Robert Redford, who is best known for starring in such movies as Butch Cassidy and the Sundance Kid, The Sting and All the President’s Men, wrote an article for the December 11 issue of TIME magazine, which describes him as also a “director, producer and environmental activist.”
In an obvious effort to live up to that last description, Redford hammered President Donald Trump and the Republicans in Congress for “trying to break” a promise “to protect and preserve the national splendor of this country.”
The article began:
I’ve always believed our country’s wide open landscapes reflect our unique American spirit.
It’s that sense of boundless opportunity, personal freedom and the pursuit of equality that’s defined us as a people and inspired us from our start as a nation.
“Those values created what is often called America’s best idea,” he continued, “the promise to protect and preserve the natural splendor of this country, not just for some, but for all of us. And not just for today, but for all time.”
Redford then accused President Donald Trump of “trying to break that promise and sacrifice spectacular lands for the sake of oil and gas profits. His target is the Arctic National Wildlife Refuge, one of the last truly wild places left on this Earth.”
“The Arctic Refuge is a national treasure, so majestic and wild and beautiful” that some people “call it ‘The Sacred Place Where Life Begins,’” he continued, which is “part of the reason Republican President [Dwight] Eisenhower set aside the Arctic Refuge more than 50 years ago.”
“Oil and gas companies have coveted those lands ever since,” Redford added. “They’ve tried, and failed, more than a dozen times to break down the protections that guard the refuge from drilling and the harm they cause.”
However, “Congress is about to shell out tax cuts to these same big corporations,” he stated, “and you may not know their deal includes a provision to open the Arctic National Wildlife Refuge to drilling.”
“They are claiming to pay for proposed tax cuts by charging oil companies $100 million a year to mine the Refuge, but we all know what’s really going on,” Redford noted, that while “$100 million sounds great, … don’t be fooled. It won’t even pay the interest on our new debt for even a single day.”
“And it’s not even close to being worth the trade for giving up the Refuge,” he stated.
“It’s a dirty deal -- but it’s not a done deal,” the activist asserted. “Republicans are scrambling to get their tax scam out of Congress and onto Trump’s desk by Christmas. I believe we can still stop it -- but we’ve got days, not weeks.”

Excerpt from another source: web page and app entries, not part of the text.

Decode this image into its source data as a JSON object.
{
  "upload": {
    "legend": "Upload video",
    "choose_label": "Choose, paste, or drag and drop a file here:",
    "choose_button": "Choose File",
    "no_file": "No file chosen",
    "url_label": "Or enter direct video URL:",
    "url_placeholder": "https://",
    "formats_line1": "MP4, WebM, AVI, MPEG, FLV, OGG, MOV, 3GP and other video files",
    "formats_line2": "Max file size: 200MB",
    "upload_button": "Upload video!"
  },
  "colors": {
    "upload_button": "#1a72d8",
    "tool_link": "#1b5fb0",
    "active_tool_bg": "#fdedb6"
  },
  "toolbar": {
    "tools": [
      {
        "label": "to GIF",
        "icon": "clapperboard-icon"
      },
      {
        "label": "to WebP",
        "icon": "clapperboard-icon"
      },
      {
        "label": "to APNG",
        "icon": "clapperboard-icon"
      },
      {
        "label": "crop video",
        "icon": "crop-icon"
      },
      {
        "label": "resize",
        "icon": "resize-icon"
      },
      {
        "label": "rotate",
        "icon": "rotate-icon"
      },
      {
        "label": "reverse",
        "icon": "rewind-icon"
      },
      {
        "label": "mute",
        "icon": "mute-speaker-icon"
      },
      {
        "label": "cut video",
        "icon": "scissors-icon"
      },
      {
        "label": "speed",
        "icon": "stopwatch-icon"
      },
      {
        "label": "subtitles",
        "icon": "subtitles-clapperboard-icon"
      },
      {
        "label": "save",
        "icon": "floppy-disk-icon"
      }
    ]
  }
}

“Join me right now to stand up for this special place,” Redford pleaded. “Tell Congress you’ll hold them responsible if they give away our lands to the most profitable companies in the world.”
“Remind them of our American spirit, the will to fight and to stand up for causes and ideas bigger than ourselves,” he concluded.
As NewsBusters reported in April of 2011, Redford told TIME that “I’m not a left-wing person. I’m just a person interested in the sustainability of our country.”
During September of 2015, the actor/director also starred as disgraced CBS anchorman Dan Rather in a film entitled Truth, which was based on the book Truth and Duty: The Press, the President and the Privilege of Power, written by Mary Mapes, the disgraced producer of 60 Minutes during Rathergate, who was also terminated from CBS News.
The environmentalist later stated in an op-ed for the Washington Post in April of 2017 that he “was so impressed with Woodward and Bernstein that he made a movie out of their self-promoting journalistic hero story.”
Then on September 13 of this year, the actor/director/activist told Esquire’s Michael Haney that former presidents Richard Nixon and Donald Trump, as well as Senate Majority Leader Mitch McConnell, “are not helping us at all. They’re taking us backward in time.”
Redford also stated that Trump serving in the White House is “our fault,” and “You can’t blame him for being who he is.”
Four days later, the liberal actor and director claimed that global warming skeptics as simply “afraid of change” during an interview with former CNN host Larry King.
During the discussion, Redford asserted: “If you belong to a certain group of people that are afraid of change, which I think some people are. And so, I think they’re going to deny change when it happens.”
After championing all these left-wing causes, can Redford still believe he’s not a liberal activist? Nevertheless, Hollywood can be a strange place sometimes.